— What needs to be done —
Give the entries again, word for word.

— Records shown —
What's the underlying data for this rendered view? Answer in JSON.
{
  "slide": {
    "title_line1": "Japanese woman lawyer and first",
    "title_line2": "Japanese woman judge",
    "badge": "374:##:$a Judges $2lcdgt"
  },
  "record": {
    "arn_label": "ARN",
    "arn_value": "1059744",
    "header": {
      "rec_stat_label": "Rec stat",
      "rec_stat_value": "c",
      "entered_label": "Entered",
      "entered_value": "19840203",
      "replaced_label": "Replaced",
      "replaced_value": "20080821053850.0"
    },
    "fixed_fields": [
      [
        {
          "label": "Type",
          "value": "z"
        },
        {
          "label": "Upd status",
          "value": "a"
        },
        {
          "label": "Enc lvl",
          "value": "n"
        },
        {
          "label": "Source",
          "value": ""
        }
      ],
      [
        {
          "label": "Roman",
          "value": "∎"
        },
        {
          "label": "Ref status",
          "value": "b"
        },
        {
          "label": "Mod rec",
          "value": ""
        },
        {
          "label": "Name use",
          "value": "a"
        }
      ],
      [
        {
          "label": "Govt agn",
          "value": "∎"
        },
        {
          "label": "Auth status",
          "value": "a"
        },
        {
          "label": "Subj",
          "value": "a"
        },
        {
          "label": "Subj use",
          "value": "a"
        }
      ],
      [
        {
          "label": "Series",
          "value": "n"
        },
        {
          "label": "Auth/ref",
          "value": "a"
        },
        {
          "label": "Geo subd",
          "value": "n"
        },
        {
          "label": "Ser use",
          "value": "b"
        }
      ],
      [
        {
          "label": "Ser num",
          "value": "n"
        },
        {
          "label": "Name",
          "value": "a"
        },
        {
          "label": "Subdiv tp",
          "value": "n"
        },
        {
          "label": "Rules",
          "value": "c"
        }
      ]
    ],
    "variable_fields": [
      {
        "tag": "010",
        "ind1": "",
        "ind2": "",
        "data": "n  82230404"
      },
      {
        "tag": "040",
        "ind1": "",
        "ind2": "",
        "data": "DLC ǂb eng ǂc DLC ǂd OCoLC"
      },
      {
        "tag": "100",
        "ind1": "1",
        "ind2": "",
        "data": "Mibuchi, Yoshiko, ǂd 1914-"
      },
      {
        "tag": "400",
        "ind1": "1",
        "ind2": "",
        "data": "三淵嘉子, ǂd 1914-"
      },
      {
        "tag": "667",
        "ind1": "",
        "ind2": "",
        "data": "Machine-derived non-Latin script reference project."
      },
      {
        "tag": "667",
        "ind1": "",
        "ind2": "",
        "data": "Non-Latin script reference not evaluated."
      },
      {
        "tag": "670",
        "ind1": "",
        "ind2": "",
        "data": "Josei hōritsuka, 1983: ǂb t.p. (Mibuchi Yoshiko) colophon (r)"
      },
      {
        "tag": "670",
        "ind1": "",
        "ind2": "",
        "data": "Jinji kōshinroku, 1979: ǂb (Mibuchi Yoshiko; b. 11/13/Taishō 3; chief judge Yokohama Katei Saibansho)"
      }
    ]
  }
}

— The answer —
What's the underlying data for this rendered view? Answer in JSON.
{
  "slide": {
    "title_line1": "Japanese woman lawyer and first",
    "title_line2": "Japanese woman judge",
    "badge": "374:##:$a Judges $2lcdgt"
  },
  "record": {
    "arn_label": "ARN",
    "arn_value": "1059744",
    "header": {
      "rec_stat_label": "Rec stat",
      "rec_stat_value": "c",
      "entered_label": "Entered",
      "entered_value": "19840203",
      "replaced_label": "Replaced",
      "replaced_value": "20080821053850.0"
    },
    "fixed_fields": [
      [
        {
          "label": "Type",
          "value": "z"
        },
        {
          "label": "Upd status",
          "value": "a"
        },
        {
          "label": "Enc lvl",
          "value": "n"
        },
        {
          "label": "Source",
          "value": ""
        }
      ],
      [
        {
          "label": "Roman",
          "value": "∎"
        },
        {
          "label": "Ref status",
          "value": "b"
        },
        {
          "label": "Mod rec",
          "value": ""
        },
        {
          "label": "Name use",
          "value": "a"
        }
      ],
      [
        {
          "label": "Govt agn",
          "value": "∎"
        },
        {
          "label": "Auth status",
          "value": "a"
        },
        {
          "label": "Subj",
          "value": "a"
        },
        {
          "label": "Subj use",
          "value": "a"
        }
      ],
      [
        {
          "label": "Series",
          "value": "n"
        },
        {
          "label": "Auth/ref",
          "value": "a"
        },
        {
          "label": "Geo subd",
          "value": "n"
        },
        {
          "label": "Ser use",
          "value": "b"
        }
      ],
      [
        {
          "label": "Ser num",
          "value": "n"
        },
        {
          "label": "Name",
          "value": "a"
        },
        {
          "label": "Subdiv tp",
          "value": "n"
        },
        {
          "label": "Rules",
          "value": "c"
        }
      ]
    ],
    "variable_fields": [
      {
        "tag": "010",
        "ind1": "",
        "ind2": "",
        "data": "n  82230404"
      },
      {
        "tag": "040",
        "ind1": "",
        "ind2": "",
        "data": "DLC ǂb eng ǂc DLC ǂd OCoLC"
      },
      {
        "tag": "100",
        "ind1": "1",
        "ind2": "",
        "data": "Mibuchi, Yoshiko, ǂd 1914-"
      },
      {
        "tag": "400",
        "ind1": "1",
        "ind2": "",
        "data": "三淵嘉子, ǂd 1914-"
      },
      {
        "tag": "667",
        "ind1": "",
        "ind2": "",
        "data": "Machine-derived non-Latin script reference project."
      },
      {
        "tag": "667",
        "ind1": "",
        "ind2": "",
        "data": "Non-Latin script reference not evaluated."
      },
      {
        "tag": "670",
        "ind1": "",
        "ind2": "",
        "data": "Josei hōritsuka, 1983: ǂb t.p. (Mibuchi Yoshiko) colophon (r)"
      },
      {
        "tag": "670",
        "ind1": "",
        "ind2": "",
        "data": "Jinji kōshinroku, 1979: ǂb (Mibuchi Yoshiko; b. 11/13/Taishō 3; chief judge Yokohama Katei Saibansho)"
      }
    ]
  }
}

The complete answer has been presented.